I'll make a reach cast to put an immediate mend in my line. I'll use repeated vertical mends from the famed "greased line" technique.
I need to manage my mends to control the line and first parts of the floating leader but not jerk the terminal end with the fly attached. This takes control, finesse, luck, and coordination I regret to do not readily possess. Every season I have to spend a couple afternoons re-learning the precise motion that becomes an automatic muscle-memory judgment by June.
I'm watching my tippet. I'm watching it as intently as a tight-line nymphing expert watches his leader's junction with the water. Most of the time, the fish catch themselves. Most of the time. If you give the fish a five count, he will figure out how to spit the hook.
This is an area fishing "the-only-way-to-get-there" type of compromise. I will allow the fly to swing at the end of the coverage and -- timber snags permitting -- I will pursue and actively fish the dangle. I will do this fish-to-the-dangle rarely.
Mostly, I'm fishing to a ten-foot long stretch of water and will fish that water, then move upstream and fish the next bit. I'm not sweeping or swinging. There's a lot going on to keep a good drift but managing that action across one hundred twenty degrees of arc ? No thanks.

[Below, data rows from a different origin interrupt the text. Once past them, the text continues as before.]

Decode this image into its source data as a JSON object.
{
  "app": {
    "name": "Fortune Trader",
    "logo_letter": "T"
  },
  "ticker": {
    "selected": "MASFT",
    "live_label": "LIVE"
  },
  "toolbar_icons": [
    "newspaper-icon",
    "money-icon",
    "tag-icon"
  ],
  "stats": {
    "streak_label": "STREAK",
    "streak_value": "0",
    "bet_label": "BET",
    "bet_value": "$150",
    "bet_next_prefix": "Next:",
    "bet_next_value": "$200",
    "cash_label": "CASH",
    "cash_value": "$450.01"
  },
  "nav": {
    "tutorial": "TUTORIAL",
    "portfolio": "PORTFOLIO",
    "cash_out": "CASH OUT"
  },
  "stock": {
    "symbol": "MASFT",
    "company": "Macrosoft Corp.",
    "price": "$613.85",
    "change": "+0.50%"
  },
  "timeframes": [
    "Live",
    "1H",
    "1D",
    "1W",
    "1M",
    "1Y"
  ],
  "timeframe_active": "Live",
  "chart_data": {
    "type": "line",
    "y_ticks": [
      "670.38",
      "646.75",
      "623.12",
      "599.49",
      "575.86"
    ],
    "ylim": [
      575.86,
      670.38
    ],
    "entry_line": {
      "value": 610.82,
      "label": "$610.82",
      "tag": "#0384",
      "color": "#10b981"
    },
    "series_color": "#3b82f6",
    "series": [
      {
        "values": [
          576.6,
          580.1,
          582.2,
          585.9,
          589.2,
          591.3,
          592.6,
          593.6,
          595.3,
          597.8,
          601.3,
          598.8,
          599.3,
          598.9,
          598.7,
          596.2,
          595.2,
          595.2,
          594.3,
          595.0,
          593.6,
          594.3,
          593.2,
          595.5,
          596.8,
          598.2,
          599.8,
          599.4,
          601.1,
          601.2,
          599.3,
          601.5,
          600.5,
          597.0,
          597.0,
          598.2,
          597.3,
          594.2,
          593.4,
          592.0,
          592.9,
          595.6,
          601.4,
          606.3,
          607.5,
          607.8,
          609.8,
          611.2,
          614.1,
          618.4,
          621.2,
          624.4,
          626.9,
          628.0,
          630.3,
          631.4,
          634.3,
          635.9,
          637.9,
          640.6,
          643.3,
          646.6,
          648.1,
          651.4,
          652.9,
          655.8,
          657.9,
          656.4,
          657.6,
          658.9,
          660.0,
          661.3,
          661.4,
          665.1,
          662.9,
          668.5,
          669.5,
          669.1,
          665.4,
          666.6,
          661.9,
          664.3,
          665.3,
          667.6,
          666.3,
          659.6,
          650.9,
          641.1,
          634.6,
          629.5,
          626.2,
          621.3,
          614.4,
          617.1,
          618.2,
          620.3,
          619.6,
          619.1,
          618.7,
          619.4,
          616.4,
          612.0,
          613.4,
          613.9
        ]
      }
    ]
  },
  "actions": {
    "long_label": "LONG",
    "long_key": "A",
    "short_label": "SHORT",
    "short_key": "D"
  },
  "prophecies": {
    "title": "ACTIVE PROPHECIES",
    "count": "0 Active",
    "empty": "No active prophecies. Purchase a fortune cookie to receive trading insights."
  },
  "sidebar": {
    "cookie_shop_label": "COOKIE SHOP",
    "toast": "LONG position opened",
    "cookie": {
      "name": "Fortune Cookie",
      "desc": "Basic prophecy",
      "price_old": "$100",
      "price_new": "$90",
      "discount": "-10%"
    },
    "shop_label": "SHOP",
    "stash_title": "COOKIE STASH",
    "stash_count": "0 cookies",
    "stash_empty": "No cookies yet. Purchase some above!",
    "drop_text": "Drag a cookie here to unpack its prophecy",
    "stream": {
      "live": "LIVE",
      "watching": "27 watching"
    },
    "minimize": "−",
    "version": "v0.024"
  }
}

I'm not that good.
I'm resigned to "as good as it gets" on this one. Short controlled drifts predominate.
The Across and Down
I'm casting forty-five degrees or more down from the current. I'm fishing a tight line at least part of the time. I might be stack mending at the end or I might be using the greased-line repetitive mends as soon as the fly hits the water.
Most often, this is indeed your grandfather's swing through a broad gentle flow when the water might hold fish but where your reading of the flow gives no immediate indication of where in the flow the fish are concentrated.
I'm fishing in the water column most often here. I'm maintaining at least a frequent direct contract with my fly.
I'm saying a little incantation designed to bring one of those Todd Moen filmed trout thrashing-up out of the water on a super-aggressive hammer take.
I've been known to mess with my gear, pack a pipe, open a beer, eat a cookie and sometimes all of these because it seems to be a fish-inducing sort of action.
Cast. Step. Think about the next more technical piece of water. Cast again, step. Play with the dangle. Step.
I'm fishing here in the full water column. Hazardous wading has positioned me so that I have to approach a fish or an especially good piece of habitat from upstream.
I'll try and position myself low and about thirty degrees out of the flow line. I'll cast well upstream of my target and use large lift-mend stack-mend actions to release arm-lengths of line into the flow. I'm watching my tippet.
I'll try to control my drift so that I cause a lift in the soft-hackled presentation at or slightly in front of the likely trout. I'll direct an errant drift down to one side of the trout and us a roll-cast pick-up to lift the fly cleanly from the water downstream of the fish.
Often, I'll do some sort of perry poke type of side delivery after a pick-up to dump the line into the flow well ahead to the trout then I'll work like mad to re-position line and slack in my hand for another go.
I don't read about a lot of success with this technique but I'll say it is deadly for me.
The key? Innocent eye approach. A trout doesn't have great memory recall. After I make my first approach, I'll recover, reload, then count to at least twenty before trying again.
I've caught trout after seven unsuccessful passes. You wouldn't think you'd get more than one but you do ... if you're cautious.
Yet To Come
I'll work up illustrations and have a little to say about each presentation here in successive posts.
Soft-hackles can be actively fished as one would fish any other food imitation or lure. They can be fished in all these techniques successfully. It's the presentation that matters and with a soft-hackled fly, you're on a downstream run to the ice-cream shop as far as presentation goes. The flouncy hackle almost does all the work for you.
The fly is imbued with the illusion of life. Just don't mess it up.
Sounds like everything else in life.
Thanks for reading